If that sounds like an economist talking, well, it is. What would a fracker have to say?
"The technology really is impressive," says Collard-Wexler, noting the dramatic improvements in extraction rates over the past decade. "But it's technology developed in response to OPEC artificially raising prices. It's important to understand we've done this very difficult and sophisticated oil extraction because of what OPEC is doing." From North Dakota to Alaska to Alberta's tarsands, he says, "Without OPEC, this whole panorama of high-tech, expensive oil extraction wouldn't exist, at least for another few decades."
If OPEC simply opened up the spigot, says Collard-Wexler, they'd probably supply the world for another 10 years or so. That's it. So isn't the jump-start on other methods a wise investment? Collard-Wexler says the Rystad data show that the cost of oil production essentially doubled between 2005 and 2014, not necessarily from rising expenses at existing operations, but from the launch of new operations by high-cost newcomers driven to move forward by what used to be higher oil prices.

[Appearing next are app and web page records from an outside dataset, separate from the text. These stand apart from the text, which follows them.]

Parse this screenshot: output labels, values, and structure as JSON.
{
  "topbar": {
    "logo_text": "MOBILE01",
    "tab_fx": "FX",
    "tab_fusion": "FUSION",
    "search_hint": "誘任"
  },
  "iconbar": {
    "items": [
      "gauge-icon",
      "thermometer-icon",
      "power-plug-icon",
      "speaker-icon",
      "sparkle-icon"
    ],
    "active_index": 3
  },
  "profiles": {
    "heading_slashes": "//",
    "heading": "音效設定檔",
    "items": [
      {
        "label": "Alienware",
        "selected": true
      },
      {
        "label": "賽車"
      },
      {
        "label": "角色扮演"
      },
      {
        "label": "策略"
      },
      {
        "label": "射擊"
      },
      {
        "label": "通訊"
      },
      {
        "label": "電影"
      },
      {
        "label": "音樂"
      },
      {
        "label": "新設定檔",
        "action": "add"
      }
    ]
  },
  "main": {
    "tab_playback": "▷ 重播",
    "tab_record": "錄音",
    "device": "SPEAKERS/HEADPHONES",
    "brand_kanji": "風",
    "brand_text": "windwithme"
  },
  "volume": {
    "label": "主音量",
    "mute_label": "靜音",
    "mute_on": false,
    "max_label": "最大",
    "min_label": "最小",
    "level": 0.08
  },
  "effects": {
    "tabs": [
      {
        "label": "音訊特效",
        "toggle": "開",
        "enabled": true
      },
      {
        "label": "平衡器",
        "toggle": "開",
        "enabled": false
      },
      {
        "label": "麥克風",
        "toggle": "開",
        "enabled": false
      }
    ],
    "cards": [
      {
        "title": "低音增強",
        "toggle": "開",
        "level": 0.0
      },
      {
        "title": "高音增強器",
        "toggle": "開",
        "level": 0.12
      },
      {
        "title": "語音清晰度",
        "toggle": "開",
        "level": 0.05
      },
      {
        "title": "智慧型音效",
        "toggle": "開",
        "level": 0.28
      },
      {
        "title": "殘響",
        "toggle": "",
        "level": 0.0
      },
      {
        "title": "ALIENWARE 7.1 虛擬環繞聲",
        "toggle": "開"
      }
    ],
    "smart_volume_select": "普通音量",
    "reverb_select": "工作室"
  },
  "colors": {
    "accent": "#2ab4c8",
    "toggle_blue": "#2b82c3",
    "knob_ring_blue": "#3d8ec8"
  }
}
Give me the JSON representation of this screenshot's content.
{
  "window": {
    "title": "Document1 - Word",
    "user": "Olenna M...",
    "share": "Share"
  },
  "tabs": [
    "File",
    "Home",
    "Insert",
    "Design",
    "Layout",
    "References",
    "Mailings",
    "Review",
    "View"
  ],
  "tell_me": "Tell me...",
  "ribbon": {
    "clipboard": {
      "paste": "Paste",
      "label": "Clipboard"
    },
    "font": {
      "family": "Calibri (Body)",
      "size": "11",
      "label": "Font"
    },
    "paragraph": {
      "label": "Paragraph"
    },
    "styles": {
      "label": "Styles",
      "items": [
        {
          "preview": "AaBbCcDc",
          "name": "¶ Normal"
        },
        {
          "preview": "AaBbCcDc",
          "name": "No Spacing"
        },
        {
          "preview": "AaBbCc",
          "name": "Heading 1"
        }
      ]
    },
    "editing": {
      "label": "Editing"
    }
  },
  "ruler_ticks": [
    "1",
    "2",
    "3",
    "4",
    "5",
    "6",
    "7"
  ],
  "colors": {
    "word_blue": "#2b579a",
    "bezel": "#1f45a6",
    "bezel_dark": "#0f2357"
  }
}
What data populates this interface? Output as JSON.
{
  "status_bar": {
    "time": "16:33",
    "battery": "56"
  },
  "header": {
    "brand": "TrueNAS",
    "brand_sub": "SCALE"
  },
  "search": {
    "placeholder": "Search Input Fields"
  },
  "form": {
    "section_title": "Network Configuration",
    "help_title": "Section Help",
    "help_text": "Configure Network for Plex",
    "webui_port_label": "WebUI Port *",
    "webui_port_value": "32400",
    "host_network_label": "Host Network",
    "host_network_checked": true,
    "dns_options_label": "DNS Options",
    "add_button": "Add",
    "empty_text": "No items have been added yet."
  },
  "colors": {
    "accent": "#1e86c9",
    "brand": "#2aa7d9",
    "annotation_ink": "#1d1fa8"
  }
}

So are regions looking forward to decades of oil production from shale, for instance, making too big a leap? It's at least a risky forecast, says Collard-Wexler, and something being debated right now in the energy economics community.
"Right now Saudi Arabia can raise prices by cutting back on production because basically nobody else can come in quickly," he says. "If they reduce oil production by 1 percent, estimates are prices would go up by 7 percent or 8 percent. But if the fracking fields can now jump in when Saudi Arabia — shorthand for OPEC — cuts back, if Saudi Arabia can't control prices anymore, and prices are going to be in the $20 to $30 range for the foreseeable future, would the Marcellus be economically profitable at those kinds of prices? It certainly wouldn't be the windfall they're hoping it will be. Put another way, these forecasts are really predicated on OPEC's ability to raise prices, and it's not clear that's going to happen."
Follow the Cement
As for innovation — cartel-fueled or not — that horse has left the barn in North America certainly. The most dramatic effects of monopolies, cartels and corruption, however, are taking place in developing countries. For instance, such dynamics may explain why a country such as Ethiopia, where monopolies flourish, is poorer than Kenya, where market forces are more robust, the authors suggest.
"In a lot of developing countries, there are enormous amounts of cartel activity," says Collard-Wexler. "Things are going on that have been illegal in the United States for 100 years because of antitrust laws. Even if there are laws, they don't enforce them." Such effects infiltrate everything from water and bus service to construction materials such as cement. Asked about a seemingly patriotic, pro-growth champion such as Dangote in Nigeria (which has been building a number of cement plants in order to support a more self-sustaining Nigeria), the economist says, "I know the cement market pretty well, and the biggest competitor is imports from Thailand. It might also be a way to keep out foreign competition. Cement is a good one, because the plants are huge, and once you have a monopoly, you have it for a long time. There is no substitute for cement into concrete. In terms of markets to monopolize, it's one of the best.
"Part of the point we're making is it's not just that these monopolies are going to make things more expensive," he continues, "but it's going to be very inefficient. You might not get the lowest-cost producer taking over the market. That compounds the bad effects of the monopolization of markets."